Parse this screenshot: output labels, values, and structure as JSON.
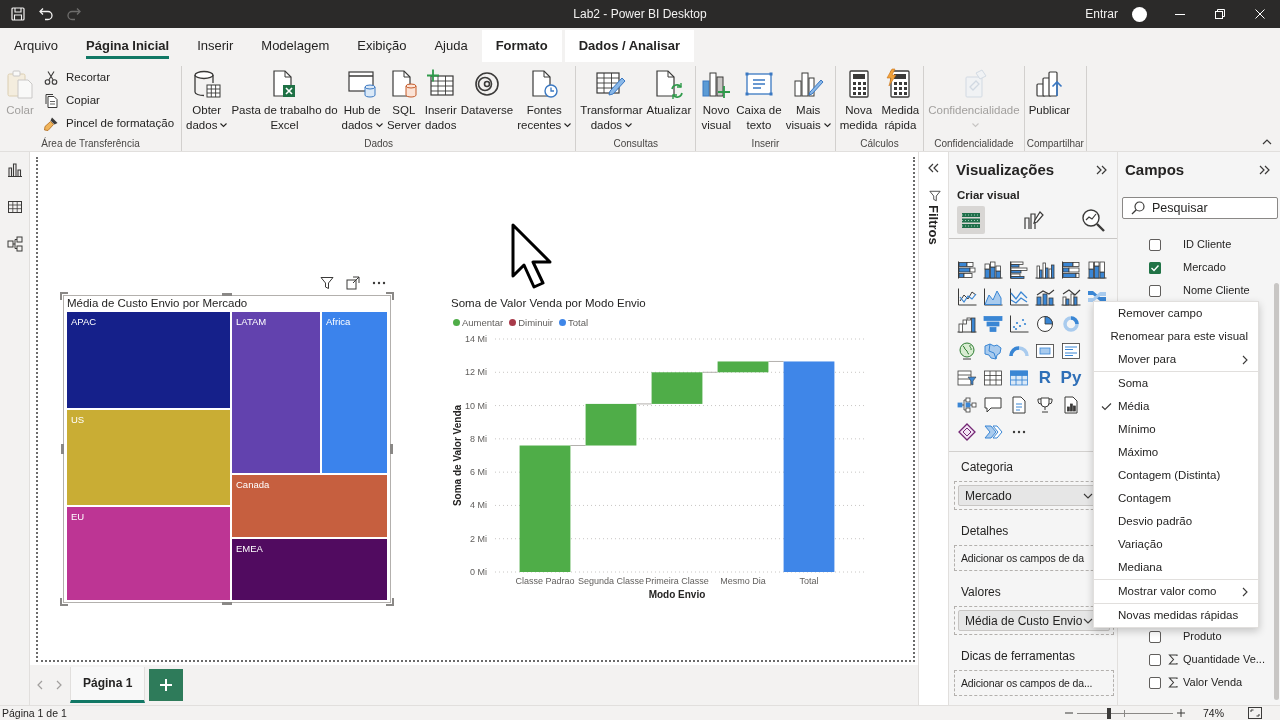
{
  "window": {
    "title": "Lab2 - Power BI Desktop",
    "sign_in": "Entrar"
  },
  "quick_access": [
    {
      "disabled": false
    },
    {
      "disabled": false
    },
    {
      "disabled": true
    }
  ],
  "menu_tabs": [
    {
      "label": "Arquivo",
      "kind": "plain",
      "selected": false
    },
    {
      "label": "Página Inicial",
      "kind": "plain",
      "selected": true
    },
    {
      "label": "Inserir",
      "kind": "plain",
      "selected": false
    },
    {
      "label": "Modelagem",
      "kind": "plain",
      "selected": false
    },
    {
      "label": "Exibição",
      "kind": "plain",
      "selected": false
    },
    {
      "label": "Ajuda",
      "kind": "plain",
      "selected": false
    },
    {
      "label": "Formato",
      "kind": "contextual",
      "selected": false
    },
    {
      "label": "Dados / Analisar",
      "kind": "contextual",
      "selected": false
    }
  ],
  "ribbon": {
    "groups": [
      {
        "label": "Área de Transferência",
        "buttons": [
          {
            "kind": "large",
            "lines": [
              "Colar"
            ],
            "dropdown": false,
            "disabled": true
          },
          {
            "kind": "small",
            "lines": [
              "Recortar"
            ],
            "dropdown": false,
            "disabled": false
          },
          {
            "kind": "small",
            "lines": [
              "Copiar"
            ],
            "dropdown": false,
            "disabled": false
          },
          {
            "kind": "small",
            "lines": [
              "Pincel de formatação"
            ],
            "dropdown": false,
            "disabled": false
          }
        ]
      },
      {
        "label": "Dados",
        "buttons": [
          {
            "kind": "large",
            "lines": [
              "Obter",
              "dados"
            ],
            "dropdown": true,
            "disabled": false
          },
          {
            "kind": "large",
            "lines": [
              "Pasta de trabalho do",
              "Excel"
            ],
            "dropdown": false,
            "disabled": false
          },
          {
            "kind": "large",
            "lines": [
              "Hub de",
              "dados"
            ],
            "dropdown": true,
            "disabled": false
          },
          {
            "kind": "large",
            "lines": [
              "SQL",
              "Server"
            ],
            "dropdown": false,
            "disabled": false
          },
          {
            "kind": "large",
            "lines": [
              "Inserir",
              "dados"
            ],
            "dropdown": false,
            "disabled": false
          },
          {
            "kind": "large",
            "lines": [
              "Dataverse"
            ],
            "dropdown": false,
            "disabled": false
          },
          {
            "kind": "large",
            "lines": [
              "Fontes",
              "recentes"
            ],
            "dropdown": true,
            "disabled": false
          }
        ]
      },
      {
        "label": "Consultas",
        "buttons": [
          {
            "kind": "large",
            "lines": [
              "Transformar",
              "dados"
            ],
            "dropdown": true,
            "disabled": false
          },
          {
            "kind": "large",
            "lines": [
              "Atualizar"
            ],
            "dropdown": false,
            "disabled": false
          }
        ]
      },
      {
        "label": "Inserir",
        "buttons": [
          {
            "kind": "large",
            "lines": [
              "Novo",
              "visual"
            ],
            "dropdown": false,
            "disabled": false
          },
          {
            "kind": "large",
            "lines": [
              "Caixa de",
              "texto"
            ],
            "dropdown": false,
            "disabled": false
          },
          {
            "kind": "large",
            "lines": [
              "Mais",
              "visuais"
            ],
            "dropdown": true,
            "disabled": false
          }
        ]
      },
      {
        "label": "Cálculos",
        "buttons": [
          {
            "kind": "large",
            "lines": [
              "Nova",
              "medida"
            ],
            "dropdown": false,
            "disabled": false
          },
          {
            "kind": "large",
            "lines": [
              "Medida",
              "rápida"
            ],
            "dropdown": false,
            "disabled": false
          }
        ]
      },
      {
        "label": "Confidencialidade",
        "buttons": [
          {
            "kind": "large",
            "lines": [
              "Confidencialidade"
            ],
            "dropdown": true,
            "disabled": true
          }
        ]
      },
      {
        "label": "Compartilhar",
        "buttons": [
          {
            "kind": "large",
            "lines": [
              "Publicar"
            ],
            "dropdown": false,
            "disabled": false
          }
        ]
      }
    ]
  },
  "report": {
    "visuals": [
      {
        "kind": "treemap",
        "selected": true,
        "title": "Média de Custo Envio por Mercado",
        "tiles": [
          {
            "label": "APAC",
            "color": "#15208a"
          },
          {
            "label": "US",
            "color": "#c9ad34"
          },
          {
            "label": "EU",
            "color": "#bd3594"
          },
          {
            "label": "LATAM",
            "color": "#6242ae"
          },
          {
            "label": "Africa",
            "color": "#3b83ec"
          },
          {
            "label": "Canada",
            "color": "#c65f3f"
          },
          {
            "label": "EMEA",
            "color": "#510b60"
          }
        ]
      },
      {
        "kind": "waterfall",
        "selected": false,
        "chart_data": {
          "type": "candlestick",
          "title": "Soma de Valor Venda por Modo Envio",
          "xlabel": "Modo Envio",
          "ylabel": "Soma de Valor Venda",
          "categories": [
            "Classe Padrao",
            "Segunda Classe",
            "Primeira Classe",
            "Mesmo Dia",
            "Total"
          ],
          "grid": true,
          "series": [
            {
              "name": "Aumentar",
              "color": "#4fad48",
              "ohlc": [
                [
                  0,
                  7.6,
                  0,
                  7.6
                ],
                [
                  7.6,
                  10.1,
                  7.6,
                  10.1
                ],
                [
                  10.1,
                  12,
                  10.1,
                  12
                ],
                [
                  12,
                  12.65,
                  12,
                  12.65
                ],
                null
              ]
            },
            {
              "name": "Diminuir",
              "color": "#a83a4a",
              "ohlc": [
                null,
                null,
                null,
                null,
                null
              ]
            },
            {
              "name": "Total",
              "color": "#3f86e8",
              "ohlc": [
                null,
                null,
                null,
                null,
                [
                  0,
                  12.65,
                  0,
                  12.65
                ]
              ]
            }
          ],
          "ylim": [
            0,
            14
          ],
          "yticks": [
            {
              "value": 0,
              "label": "0 Mi"
            },
            {
              "value": 2,
              "label": "2 Mi"
            },
            {
              "value": 4,
              "label": "4 Mi"
            },
            {
              "value": 6,
              "label": "6 Mi"
            },
            {
              "value": 8,
              "label": "8 Mi"
            },
            {
              "value": 10,
              "label": "10 Mi"
            },
            {
              "value": 12,
              "label": "12 Mi"
            },
            {
              "value": 14,
              "label": "14 Mi"
            }
          ]
        }
      }
    ]
  },
  "page_tabs": [
    {
      "label": "Página 1",
      "selected": true
    }
  ],
  "filters_pane": {
    "label": "Filtros"
  },
  "visualizations": {
    "title": "Visualizações",
    "subtitle": "Criar visual",
    "modes": [
      {
        "selected": true
      },
      {
        "selected": false
      },
      {
        "selected": false
      }
    ],
    "script_visual_labels": [
      "R",
      "Py"
    ],
    "wells": [
      {
        "label": "Categoria",
        "kind": "filled",
        "field": "Mercado"
      },
      {
        "label": "Detalhes",
        "kind": "empty",
        "placeholder": "Adicionar os campos de da"
      },
      {
        "label": "Valores",
        "kind": "filled",
        "field": "Média de Custo Envio"
      },
      {
        "label": "Dicas de ferramentas",
        "kind": "empty",
        "placeholder": "Adicionar os campos de da..."
      }
    ]
  },
  "fields": {
    "title": "Campos",
    "search": {
      "placeholder": "Pesquisar"
    },
    "items": [
      {
        "label": "ID Cliente",
        "kind": "column",
        "checked": false
      },
      {
        "label": "Mercado",
        "kind": "column",
        "checked": true
      },
      {
        "label": "Nome Cliente",
        "kind": "column",
        "checked": false
      }
    ],
    "more_items": [
      {
        "label": "Produto",
        "kind": "column",
        "checked": false
      },
      {
        "label": "Quantidade Ve...",
        "kind": "measure",
        "checked": false
      },
      {
        "label": "Valor Venda",
        "kind": "measure",
        "checked": false
      }
    ]
  },
  "context_menu": {
    "items": [
      {
        "kind": "action",
        "label": "Remover campo",
        "checked": false,
        "submenu": false
      },
      {
        "kind": "action",
        "label": "Renomear para este visual",
        "checked": false,
        "submenu": false
      },
      {
        "kind": "action",
        "label": "Mover para",
        "checked": false,
        "submenu": true
      },
      {
        "kind": "separator"
      },
      {
        "kind": "action",
        "label": "Soma",
        "checked": false,
        "submenu": false
      },
      {
        "kind": "action",
        "label": "Média",
        "checked": true,
        "submenu": false
      },
      {
        "kind": "action",
        "label": "Mínimo",
        "checked": false,
        "submenu": false
      },
      {
        "kind": "action",
        "label": "Máximo",
        "checked": false,
        "submenu": false
      },
      {
        "kind": "action",
        "label": "Contagem (Distinta)",
        "checked": false,
        "submenu": false
      },
      {
        "kind": "action",
        "label": "Contagem",
        "checked": false,
        "submenu": false
      },
      {
        "kind": "action",
        "label": "Desvio padrão",
        "checked": false,
        "submenu": false
      },
      {
        "kind": "action",
        "label": "Variação",
        "checked": false,
        "submenu": false
      },
      {
        "kind": "action",
        "label": "Mediana",
        "checked": false,
        "submenu": false
      },
      {
        "kind": "separator"
      },
      {
        "kind": "action",
        "label": "Mostrar valor como",
        "checked": false,
        "submenu": true
      },
      {
        "kind": "separator"
      },
      {
        "kind": "action",
        "label": "Novas medidas rápidas",
        "checked": false,
        "submenu": false
      }
    ]
  },
  "status_bar": {
    "page_info": "Página 1 de 1",
    "zoom": {
      "level": 0.33,
      "reading": "74%"
    }
  }
}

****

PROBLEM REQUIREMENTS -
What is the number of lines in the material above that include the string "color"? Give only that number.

SOLUTION TO THE EXERCISE -
10